as You Get Older
How should you eat as you get older? Which foods are likely to
keep you most healthy and which ones should you limit? Is it possible
to eat well and stay within a healthy weight? These and other questions
are addressed in "Eating Well as You Get Older," the latest topic
to be added to NIHSeniorHealth, the health and wellness Web site
developed by the National Institute on Aging (NIA) and the National
Library of Medicine (NLM), both part of the National Institutes
"Eating well is vital at any age, but as you get older, your
daily food choices can make an important difference in your health.
Good nutrition is one component of an overall strategy to stay
healthy," says Richard J. Hodes, M.D., director of the NIA,
which developed the content for the topic on NIHSeniorHealth. Eating
a well-planned, balanced mix of healthy foods every day may help

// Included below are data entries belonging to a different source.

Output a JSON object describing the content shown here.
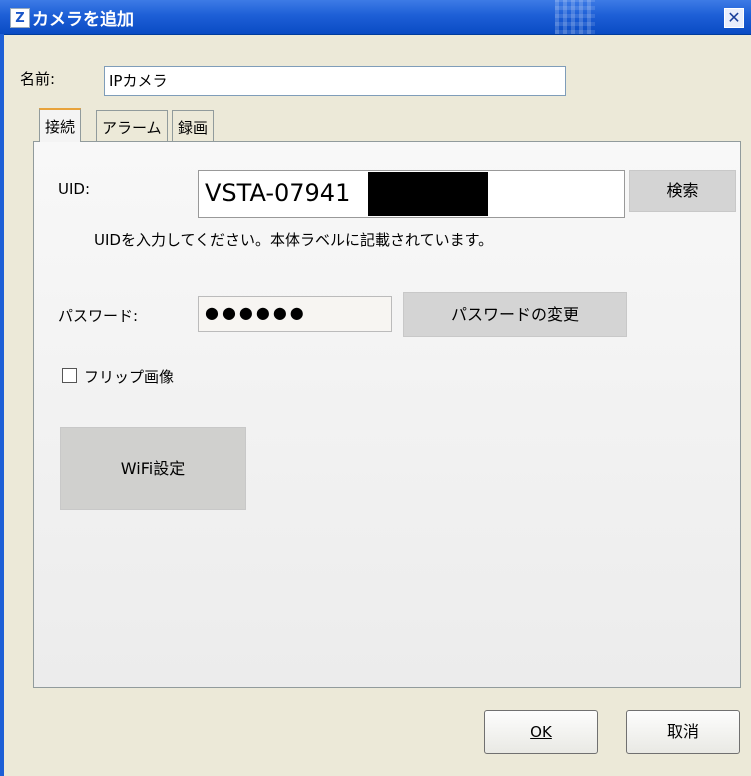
{
  "window": {
    "title": "カメラを追加",
    "icon_glyph": "Z",
    "close_glyph": "✕"
  },
  "name": {
    "label": "名前:",
    "value": "IPカメラ"
  },
  "tabs": [
    {
      "label": "接続",
      "active": true
    },
    {
      "label": "アラーム",
      "active": false
    },
    {
      "label": "録画",
      "active": false
    }
  ],
  "connection": {
    "uid_label": "UID:",
    "uid_value": "VSTA-07941",
    "search_label": "検索",
    "uid_hint": "UIDを入力してください。本体ラベルに記載されています。",
    "password_label": "パスワード:",
    "password_value": "●●●●●●",
    "change_password_label": "パスワードの変更",
    "flip_label": "フリップ画像",
    "flip_checked": false,
    "wifi_label": "WiFi設定"
  },
  "footer": {
    "ok_label": "OK",
    "cancel_label": "取消"
  },
  "colors": {
    "titlebar": "#1d5fd6",
    "dialog_bg": "#ece9d8",
    "button_gray": "#d4d4d4"
  }
}
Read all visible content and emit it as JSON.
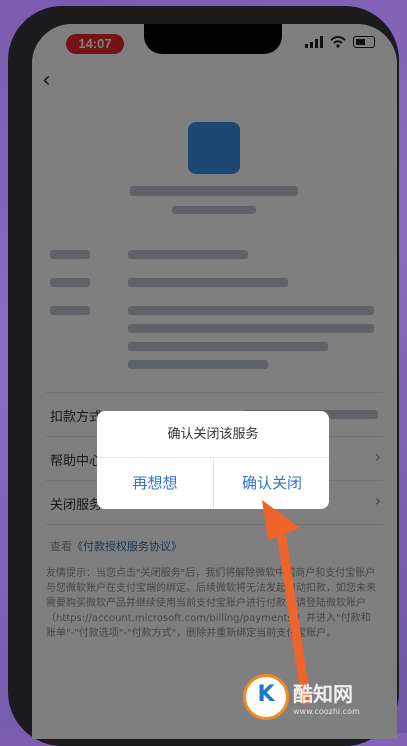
{
  "status_bar": {
    "time": "14:07"
  },
  "labels": {
    "deduction_method": "扣款方式",
    "help_center": "帮助中心",
    "close_service": "关闭服务",
    "agreement_prefix": "查看",
    "agreement_link": "《付款授权服务协议》"
  },
  "notice": {
    "text": "友情提示：当您点击\"关闭服务\"后，我们将解除微软中国商户和支付宝账户与您微软账户在支付宝端的绑定。后续微软将无法发起自动扣款，如您未来需要购买微软产品并继续使用当前支付宝账户进行付款，请登陆微软账户（https://account.microsoft.com/billing/payments/）并进入\"付款和账单\"-\"付款选项\"-\"付款方式\"，删除并重新绑定当前支付宝账户。"
  },
  "dialog": {
    "message": "确认关闭该服务",
    "cancel_label": "再想想",
    "confirm_label": "确认关闭"
  },
  "watermark": {
    "title": "酷知网",
    "url": "www.coozhi.com"
  },
  "colors": {
    "accent": "#2f76c9",
    "arrow": "#f0632a",
    "time_pill": "#e8292d"
  }
}
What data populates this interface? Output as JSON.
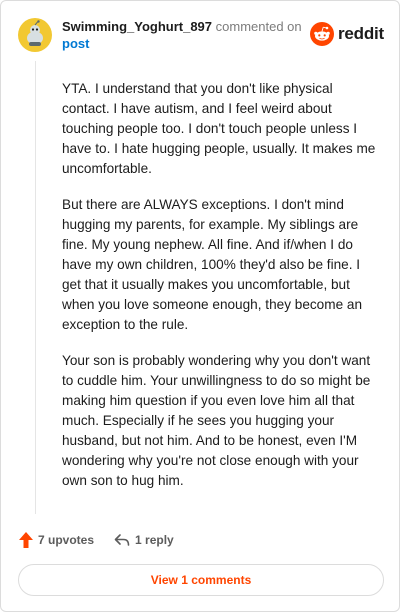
{
  "header": {
    "username": "Swimming_Yoghurt_897",
    "action_text": "commented on",
    "post_link": "post",
    "logo_text": "reddit"
  },
  "comment": {
    "paragraphs": [
      "YTA. I understand that you don't like physical contact. I have autism, and I feel weird about touching people too. I don't touch people unless I have to. I hate hugging people, usually. It makes me uncomfortable.",
      "But there are ALWAYS exceptions. I don't mind hugging my parents, for example. My siblings are fine. My young nephew. All fine. And if/when I do have my own children, 100% they'd also be fine. I get that it usually makes you uncomfortable, but when you love someone enough, they become an exception to the rule.",
      "Your son is probably wondering why you don't want to cuddle him. Your unwillingness to do so might be making him question if you even love him all that much. Especially if he sees you hugging your husband, but not him. And to be honest, even I'M wondering why you're not close enough with your own son to hug him."
    ]
  },
  "actions": {
    "upvotes": "7 upvotes",
    "replies": "1 reply",
    "upvote_icon": "upvote-arrow-icon",
    "reply_icon": "reply-arrow-icon"
  },
  "footer": {
    "view_comments": "View 1 comments"
  },
  "colors": {
    "brand": "#ff4500",
    "link": "#0079d3",
    "avatar": "#f2c832"
  }
}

prevent heart disease, type 2 diabetes, bone loss, some kinds of
cancer, and anemia.
However, eating healthy may not always be easy for older adults.
Changing appetites, slower metabolism, eating alone, buying ready-to-eat

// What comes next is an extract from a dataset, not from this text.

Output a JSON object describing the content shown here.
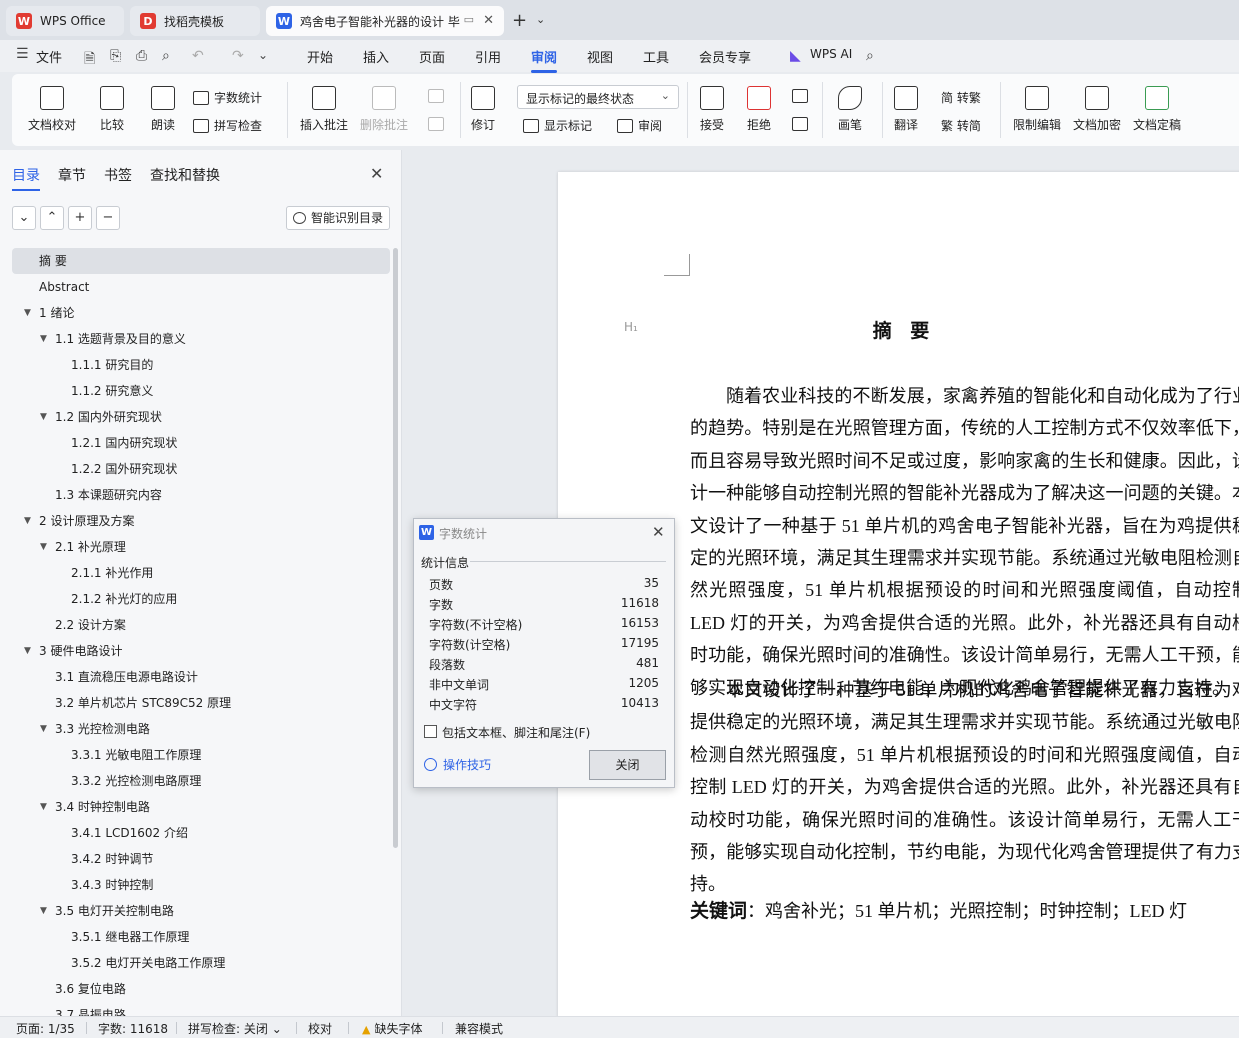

meals, and living on a fixed income can affect the quality of one’s
food choices. Yet our need for healthy foods does not diminish
with age. As we age, our bodies still require essential nutrients
to help us maintain function, and most of those nutrients are found
"It is important for older adults to select foods that provide
them with the nutrients and energy they need for healthy, active
living," says Dr. Hodes. "NIHSeniorHealth is a valuable source
of information on this important issue." In addition to learning
how to make wise food choices, older adults who visit http://nihseniorhealth.gov/eatingwellasyougetolder/toc.html will
find information about food labels, food safety, meal planning,
food shopping, and ways to enhance the enjoyment of eating.
One of the fastest growing age groups using the Internet, older
Americans increasingly turn to the Internet for health information.
In fact, 68 percent of online seniors surf for health and medical
information when they go on the Web. NIHSeniorHealth, which is
based on the latest research on cognition and aging, features short,
easy-to-read segments of information that can be accessed in a
variety of formats, including large-print type sizes, open-captioned
videos and even an audio version. Additional topics coming soon
to the site include Parkinson's disease, complementary and alternative
medicine, and leukemia.
The NIA leads the federal effort supporting and conducting research
on aging and the health and well being of older people.
The NLM, the world's largest library of the health sciences, creates
and sponsors Web-based health information resources for the public
The National Institutes of Health (NIH) — The Nation's
Medical Research Agency — includes 27 Institutes and
Centers and is a component of the U.S. Department of Health and
Human Services. It is the primary federal agency for conducting
and supporting basic, clinical and translational medical research,
and it investigates the causes, treatments, and cures for both
common and rare diseases. For more information about NIH and
its programs, visit www.nih.gov.